The Israeli Media Ownership Map is an ongoing project of “The Seventh Eye,” intended to present, interpret, and track the identity of media moguls and business groups who control the media and its organizations in Israel. The chart allows not only to locate the identity of individuals and groups who control the media companies, but also to view their holdings in other areas, and thus obtain a certain idea of the web of interests in which they and their subordinates must act, including the level of centralization in the Israeli market and the cross ownership within it.
מפת הבעלויות בתקשורת הישראלית היא פרויקט מתמשך של “העין השביעית” שמטרתו להציג, לבאר ולעקוב אחר זהותם של בעלי ההון והקבוצות העסקיות השולטות בגופי ואמצעי תקשורת בישראל. התרשים מאפשר למעיינים בו לא רק לאתר את זהותם של האישים והגופים השולטים בחברות המדיה, אלא גם להציג את אחזקותיהם מחוץ לתחום התקשורת – ובכך לקבל גם מושג כלשהו על רשת האינטרסים שמכורחה פועלים הם והכפופים להם, על רמת הריכוזיות במשק הישראלי ועל הבעלויות הצולבות בו.
In this paper, I qualitatively examine the rise and possible fall of statutory district plans as a major tool of regional planning in Israel. Rigid statutory regional plans are a top-down means, and the Israeli case demonstrates that their days are not necessarily over in an era of ‘soft spaces’ and complex governance networks. The swing of the pendulum in attitudes toward these plans is not associated with centralization–decentralization trends. Rather, it reflects power relations between two centralized coalitions of stakeholders. The one led by elected politicians favors proactive-developmental goals, aiming at state-led open-ended or non-statutory planning. The other coalition, led by central state bureaucrats, favors strict regulation. NGOs, assumed to form the core of soft horizontal governance networks, paradoxically support top-down ‘hard’ modes of regional planning, in the name of environmental sustainability that is not necessarily best served by bottom-up soft approaches.
Kan, Iddo, and Yoav Kislev. “Corporatization and Price Setting in the Urban Water Sector under Statewide Central Administration: The Israeli Experience.” In Use of Economic Instruments in Water Policy: Insights from International Experience (ed. Manuel Lago et al.; Cham: Springer, 2015): 135-46.
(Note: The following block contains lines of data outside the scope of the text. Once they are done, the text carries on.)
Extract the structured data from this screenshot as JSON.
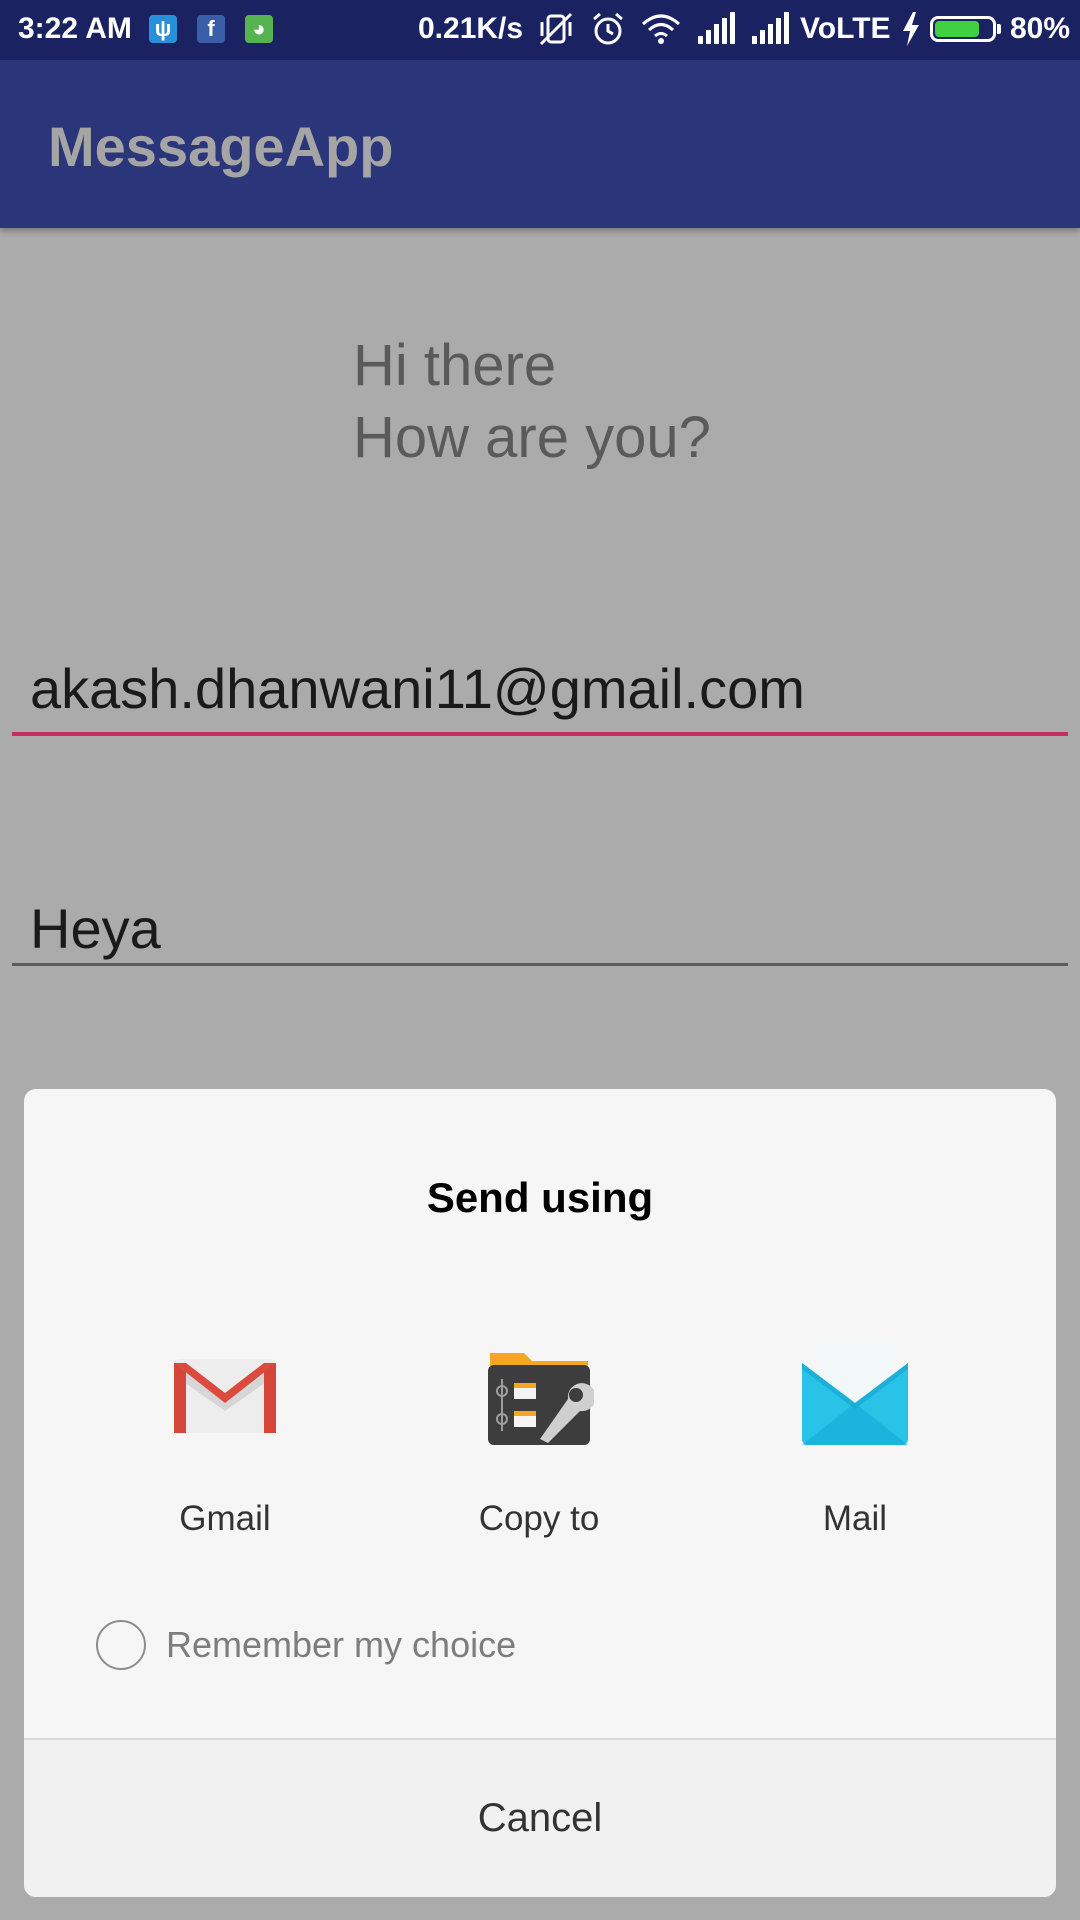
{
  "status_bar": {
    "time": "3:22 AM",
    "network_speed": "0.21K/s",
    "network_type": "VoLTE",
    "battery_percent": "80%",
    "battery_level": 0.8,
    "notification_icons": [
      "usb-icon",
      "facebook-icon",
      "android-bot-icon"
    ],
    "system_icons": [
      "vibrate-off-icon",
      "alarm-icon",
      "wifi-icon",
      "signal-icon",
      "signal-icon",
      "charging-icon",
      "battery-icon"
    ]
  },
  "app_bar": {
    "title": "MessageApp",
    "color": "#2b357a"
  },
  "content": {
    "message_line1": "Hi there",
    "message_line2": "How are you?",
    "email_value": "akash.dhanwani11@gmail.com",
    "subject_value": "Heya",
    "accent_color": "#c2305f"
  },
  "dialog": {
    "title": "Send using",
    "apps": [
      {
        "label": "Gmail",
        "icon": "gmail-icon"
      },
      {
        "label": "Copy to",
        "icon": "file-manager-icon"
      },
      {
        "label": "Mail",
        "icon": "mail-icon"
      }
    ],
    "remember_label": "Remember my choice",
    "remember_checked": false,
    "cancel_label": "Cancel"
  }
}
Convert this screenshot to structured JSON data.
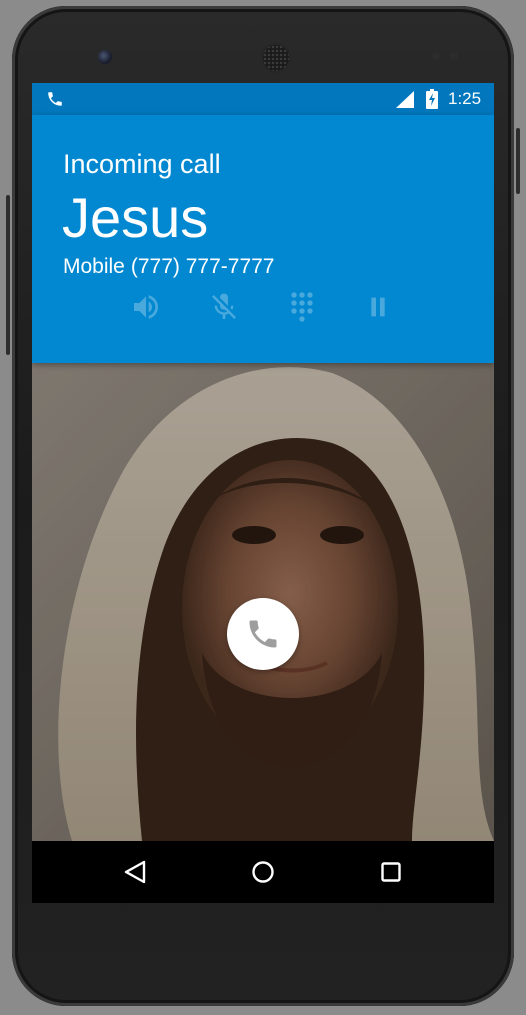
{
  "status_bar": {
    "time": "1:25",
    "icons": [
      "phone-icon",
      "signal-icon",
      "battery-charging-icon"
    ],
    "color": "#0277bd"
  },
  "call": {
    "state": "Incoming call",
    "caller_name": "Jesus",
    "number_type": "Mobile",
    "number": "(777) 777-7777",
    "header_color": "#0288d1"
  },
  "actions": [
    {
      "name": "speaker",
      "icon": "speaker-icon"
    },
    {
      "name": "mute",
      "icon": "mic-off-icon"
    },
    {
      "name": "dialpad",
      "icon": "dialpad-icon"
    },
    {
      "name": "hold",
      "icon": "pause-icon"
    }
  ],
  "answer_button": {
    "icon": "phone-icon",
    "color": "#ffffff"
  },
  "nav_bar": {
    "buttons": [
      "back-icon",
      "home-icon",
      "recent-apps-icon"
    ]
  }
}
As in many European countries, all water sources in Israel are public property, and are centrally managed by the government. This is to facilitate correction of market failures associated with externalities, natural monopolies and equity considerations. The economic policy instrument (EPI) considered here comprises two aspects of the centralized approach: (1) an institutional reform: local services that were formerly provided by municipal water departments became the responsibility of corporations; (2) a price-scheme reform: urban water prices are set by the regulator subject to the constraint of overall cost-recovery at the national and municipal levels, combined with an egalitarian policy; the latter is realized in identical municipal end-users tariffs. We evaluate the environmental, economic and institutional aspects of these reforms, and point out two main conclusions. First, with respect to EPI implementation from the regulator perspective, the lesson learned can be summarized by the phrase “grasp all, lose all.” EPI reformation, in this case the establishment of regional corporations, should take account of unattainable objectives: “sanitizing” the political factors from involvement. The second lesson is associated with the challenge of designing a pricing mechanism that simultaneously achieves several potentially contradicting targets: costs recovery, creation of incentives for efficiency, and equality. Also here the mechanism was distorted by political pressures. According to the social norms as they are reflected by the resultant policy, equality overwhelms efficiency.